The great dune is located near the lovely coastal resort town of Arcachon, some 70 kilometres south-west from the city of Bordeaux.

Taking a walk along the promenade and the boardwalks in Arcachon
Taking a walk along the promenade and the boardwalks in Arcachon

The town of Arcachon is full of old-school purpose built villas, reminders of times past. We made it a day trip with oysters’ lunch in Arcachon included. The oysters were fantastic, fresh and plump and tasty. The Arcachon basin is namely one of the largest oyster harvesting areas in France.

Arcachon beach, one of many
Beach, beach!

It needs to be said that we did visit a gorgeous chateau while touring the Bordeaux wine regions. We discovered Chateau de Ferrand by chance when we drove off the quiet, ancient St Hippolyte church up on a plateau a stone’s throw from St Emilion.

View over vineyard from within the Chateau de Ferrand
The view

It is a grand cru classè Saint-Emilion property owned and run by Pauline Bich Chandon Moet. The personnel at  Chateau de Ferrand was so welcoming and friendly we decided to book a tour.

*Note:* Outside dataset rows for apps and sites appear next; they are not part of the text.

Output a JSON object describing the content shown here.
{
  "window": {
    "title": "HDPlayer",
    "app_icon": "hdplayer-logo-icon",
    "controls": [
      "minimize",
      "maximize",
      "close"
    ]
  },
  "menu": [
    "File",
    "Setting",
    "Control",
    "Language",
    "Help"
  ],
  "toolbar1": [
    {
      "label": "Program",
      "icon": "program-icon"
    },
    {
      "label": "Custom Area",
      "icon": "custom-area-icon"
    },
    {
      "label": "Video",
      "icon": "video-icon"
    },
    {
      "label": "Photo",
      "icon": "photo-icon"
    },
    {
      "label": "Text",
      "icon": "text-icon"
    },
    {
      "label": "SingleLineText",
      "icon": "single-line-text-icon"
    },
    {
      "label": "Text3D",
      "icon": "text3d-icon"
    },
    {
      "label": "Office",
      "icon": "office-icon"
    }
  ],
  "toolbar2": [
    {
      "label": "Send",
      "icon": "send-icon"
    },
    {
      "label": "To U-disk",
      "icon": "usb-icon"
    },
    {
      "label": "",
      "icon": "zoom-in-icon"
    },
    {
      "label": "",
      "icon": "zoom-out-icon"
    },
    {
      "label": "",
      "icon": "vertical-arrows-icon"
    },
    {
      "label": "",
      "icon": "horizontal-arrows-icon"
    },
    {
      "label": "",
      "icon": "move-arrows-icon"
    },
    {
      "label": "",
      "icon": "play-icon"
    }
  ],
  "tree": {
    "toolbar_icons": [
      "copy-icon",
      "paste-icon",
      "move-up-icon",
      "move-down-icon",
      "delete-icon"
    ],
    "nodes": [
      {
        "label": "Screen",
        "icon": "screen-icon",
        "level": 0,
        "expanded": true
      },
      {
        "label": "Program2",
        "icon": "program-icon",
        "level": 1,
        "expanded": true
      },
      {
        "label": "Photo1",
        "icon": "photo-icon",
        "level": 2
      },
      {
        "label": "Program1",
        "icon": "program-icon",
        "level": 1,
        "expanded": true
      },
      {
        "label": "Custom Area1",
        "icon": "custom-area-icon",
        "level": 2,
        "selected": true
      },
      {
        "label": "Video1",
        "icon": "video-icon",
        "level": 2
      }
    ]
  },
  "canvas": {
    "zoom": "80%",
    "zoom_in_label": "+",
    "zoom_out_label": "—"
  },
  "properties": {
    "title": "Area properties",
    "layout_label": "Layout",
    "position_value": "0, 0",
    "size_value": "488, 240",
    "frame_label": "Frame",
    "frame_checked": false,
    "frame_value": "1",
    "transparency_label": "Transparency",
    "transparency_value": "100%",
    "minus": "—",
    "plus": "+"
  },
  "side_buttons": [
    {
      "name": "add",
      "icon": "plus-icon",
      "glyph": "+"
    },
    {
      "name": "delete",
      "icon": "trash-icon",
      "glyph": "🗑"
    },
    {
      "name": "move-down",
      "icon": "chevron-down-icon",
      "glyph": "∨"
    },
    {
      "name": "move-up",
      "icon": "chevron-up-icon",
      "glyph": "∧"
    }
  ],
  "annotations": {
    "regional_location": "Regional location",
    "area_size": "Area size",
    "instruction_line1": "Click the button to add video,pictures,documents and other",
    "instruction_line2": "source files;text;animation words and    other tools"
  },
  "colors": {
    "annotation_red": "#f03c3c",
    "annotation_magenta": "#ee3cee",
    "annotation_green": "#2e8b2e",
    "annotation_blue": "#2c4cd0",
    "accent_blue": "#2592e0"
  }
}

Already at first glance it seemed to our tastes: an attractive but sober mix of traditional (17th century chateau) and modern (Italian design interior) with interesting both history and present: in 300 years it’s been owned solely by two families, it is still family run, has an unusual (for Bordeaux) but most appreciated pricing policy, and produces excellent wine. Believe me, we downed some bottles (hint: we loved 2009 best with 2010 following closely).

One can get excellent wine for a fraction of the price of Chateau d’Yqem too
One can get excellent wine for a fraction of the price of Chateau d’Yquem too

For what it’s worth, the distinctions of numerous appellations are clearer to me after this in situ experience. The French unquestionably know how to make wine. And cheese. And croissants.

Bread, croissants and the rest in a boulangerie
The best croissants we had were those from this artisan boulangerie in Castillon la Bataille
Oysters in Arcachon, delicious!
Oysters in Arcachon, delicious!
One of the few truly memorable meals: beef tartare in a lovely restaurant with lush garden in Creon
One of  truly memorable meals: beef tartare in a lovely restaurant with lush garden in Creon

 

Related:

Wikipedia on St. Emilion

Pauillac wine

St Emilion monolithic church via World Monuments Fund

Wikipedia on Bordeaux

 

Leave a Reply

Your email address will not be published. Required fields are marked *